WHAT NEEDS TO BE DONE: Beginning with the first line, return the material verbatim and without pictures.

SUPPLIED RECORDS: Begin

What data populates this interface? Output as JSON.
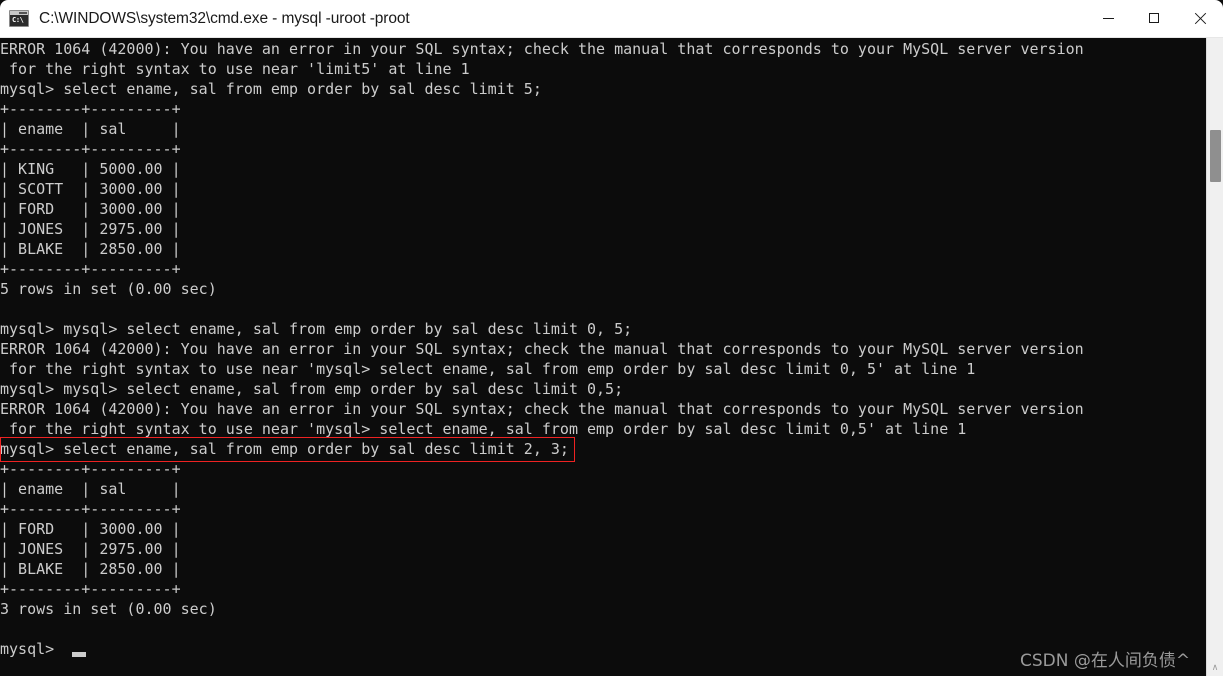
{
  "window": {
    "title": "C:\\WINDOWS\\system32\\cmd.exe - mysql  -uroot -proot",
    "icon": "cmd-console-icon",
    "icon_text": "C:\\",
    "background": "#0c0c0c",
    "text_color": "#cccccc",
    "controls": {
      "minimize": "—",
      "maximize": "□",
      "close": "✕"
    }
  },
  "terminal": {
    "lines": [
      "ERROR 1064 (42000): You have an error in your SQL syntax; check the manual that corresponds to your MySQL server version",
      " for the right syntax to use near 'limit5' at line 1",
      "mysql> select ename, sal from emp order by sal desc limit 5;",
      "+--------+---------+",
      "| ename  | sal     |",
      "+--------+---------+",
      "| KING   | 5000.00 |",
      "| SCOTT  | 3000.00 |",
      "| FORD   | 3000.00 |",
      "| JONES  | 2975.00 |",
      "| BLAKE  | 2850.00 |",
      "+--------+---------+",
      "5 rows in set (0.00 sec)",
      "",
      "mysql> mysql> select ename, sal from emp order by sal desc limit 0, 5;",
      "ERROR 1064 (42000): You have an error in your SQL syntax; check the manual that corresponds to your MySQL server version",
      " for the right syntax to use near 'mysql> select ename, sal from emp order by sal desc limit 0, 5' at line 1",
      "mysql> mysql> select ename, sal from emp order by sal desc limit 0,5;",
      "ERROR 1064 (42000): You have an error in your SQL syntax; check the manual that corresponds to your MySQL server version",
      " for the right syntax to use near 'mysql> select ename, sal from emp order by sal desc limit 0,5' at line 1",
      "mysql> select ename, sal from emp order by sal desc limit 2, 3;",
      "+--------+---------+",
      "| ename  | sal     |",
      "+--------+---------+",
      "| FORD   | 3000.00 |",
      "| JONES  | 2975.00 |",
      "| BLAKE  | 2850.00 |",
      "+--------+---------+",
      "3 rows in set (0.00 sec)",
      "",
      "mysql>"
    ],
    "highlight": {
      "line_index": 20,
      "label": "highlighted-sql-command",
      "text": "mysql> select ename, sal from emp order by sal desc limit 2, 3;",
      "color": "#ee2222"
    },
    "cursor": {
      "line_index": 30,
      "column": 8
    }
  },
  "result_tables": [
    {
      "name": "limit-5-result",
      "columns": [
        "ename",
        "sal"
      ],
      "rows": [
        [
          "KING",
          "5000.00"
        ],
        [
          "SCOTT",
          "3000.00"
        ],
        [
          "FORD",
          "3000.00"
        ],
        [
          "JONES",
          "2975.00"
        ],
        [
          "BLAKE",
          "2850.00"
        ]
      ],
      "status": "5 rows in set (0.00 sec)"
    },
    {
      "name": "limit-2-3-result",
      "columns": [
        "ename",
        "sal"
      ],
      "rows": [
        [
          "FORD",
          "3000.00"
        ],
        [
          "JONES",
          "2975.00"
        ],
        [
          "BLAKE",
          "2850.00"
        ]
      ],
      "status": "3 rows in set (0.00 sec)"
    }
  ],
  "watermark": {
    "text": "CSDN @在人间负债^"
  },
  "scrollbar": {
    "down_arrow": "∧"
  }
}
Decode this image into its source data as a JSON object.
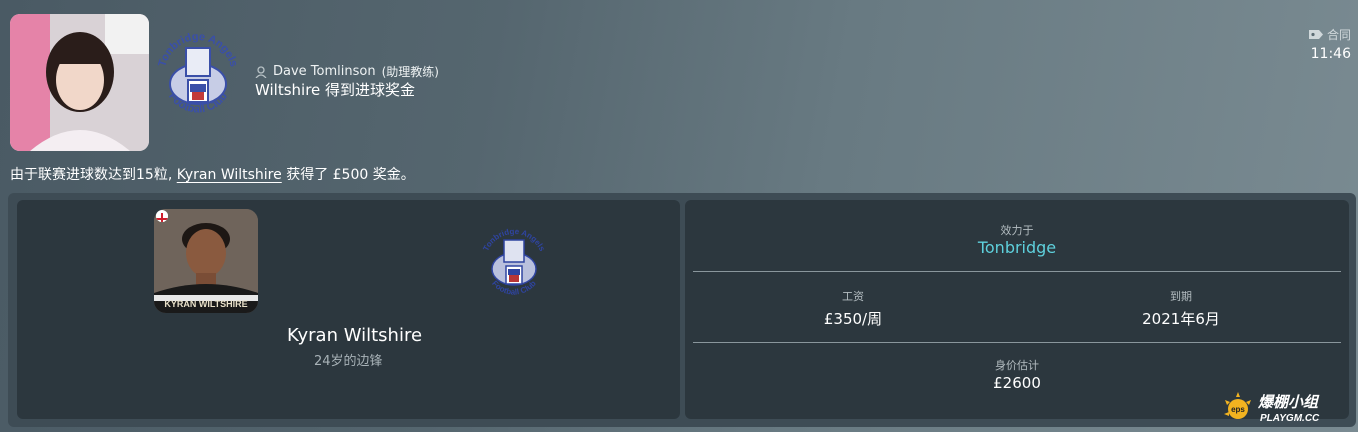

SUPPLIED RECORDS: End

EXERCISE OUTPUT:
What data populates this interface? Output as JSON.
{
  "window": {
    "title": "C:\\WINDOWS\\system32\\cmd.exe - mysql  -uroot -proot",
    "icon": "cmd-console-icon",
    "icon_text": "C:\\",
    "background": "#0c0c0c",
    "text_color": "#cccccc",
    "controls": {
      "minimize": "—",
      "maximize": "□",
      "close": "✕"
    }
  },
  "terminal": {
    "lines": [
      "ERROR 1064 (42000): You have an error in your SQL syntax; check the manual that corresponds to your MySQL server version",
      " for the right syntax to use near 'limit5' at line 1",
      "mysql> select ename, sal from emp order by sal desc limit 5;",
      "+--------+---------+",
      "| ename  | sal     |",
      "+--------+---------+",
      "| KING   | 5000.00 |",
      "| SCOTT  | 3000.00 |",
      "| FORD   | 3000.00 |",
      "| JONES  | 2975.00 |",
      "| BLAKE  | 2850.00 |",
      "+--------+---------+",
      "5 rows in set (0.00 sec)",
      "",
      "mysql> mysql> select ename, sal from emp order by sal desc limit 0, 5;",
      "ERROR 1064 (42000): You have an error in your SQL syntax; check the manual that corresponds to your MySQL server version",
      " for the right syntax to use near 'mysql> select ename, sal from emp order by sal desc limit 0, 5' at line 1",
      "mysql> mysql> select ename, sal from emp order by sal desc limit 0,5;",
      "ERROR 1064 (42000): You have an error in your SQL syntax; check the manual that corresponds to your MySQL server version",
      " for the right syntax to use near 'mysql> select ename, sal from emp order by sal desc limit 0,5' at line 1",
      "mysql> select ename, sal from emp order by sal desc limit 2, 3;",
      "+--------+---------+",
      "| ename  | sal     |",
      "+--------+---------+",
      "| FORD   | 3000.00 |",
      "| JONES  | 2975.00 |",
      "| BLAKE  | 2850.00 |",
      "+--------+---------+",
      "3 rows in set (0.00 sec)",
      "",
      "mysql>"
    ],
    "highlight": {
      "line_index": 20,
      "label": "highlighted-sql-command",
      "text": "mysql> select ename, sal from emp order by sal desc limit 2, 3;",
      "color": "#ee2222"
    },
    "cursor": {
      "line_index": 30,
      "column": 8
    }
  },
  "result_tables": [
    {
      "name": "limit-5-result",
      "columns": [
        "ename",
        "sal"
      ],
      "rows": [
        [
          "KING",
          "5000.00"
        ],
        [
          "SCOTT",
          "3000.00"
        ],
        [
          "FORD",
          "3000.00"
        ],
        [
          "JONES",
          "2975.00"
        ],
        [
          "BLAKE",
          "2850.00"
        ]
      ],
      "status": "5 rows in set (0.00 sec)"
    },
    {
      "name": "limit-2-3-result",
      "columns": [
        "ename",
        "sal"
      ],
      "rows": [
        [
          "FORD",
          "3000.00"
        ],
        [
          "JONES",
          "2975.00"
        ],
        [
          "BLAKE",
          "2850.00"
        ]
      ],
      "status": "3 rows in set (0.00 sec)"
    }
  ],
  "watermark": {
    "text": "CSDN @在人间负债^"
  },
  "scrollbar": {
    "down_arrow": "∧"
  }
}
Decode this image into its source data as a JSON object.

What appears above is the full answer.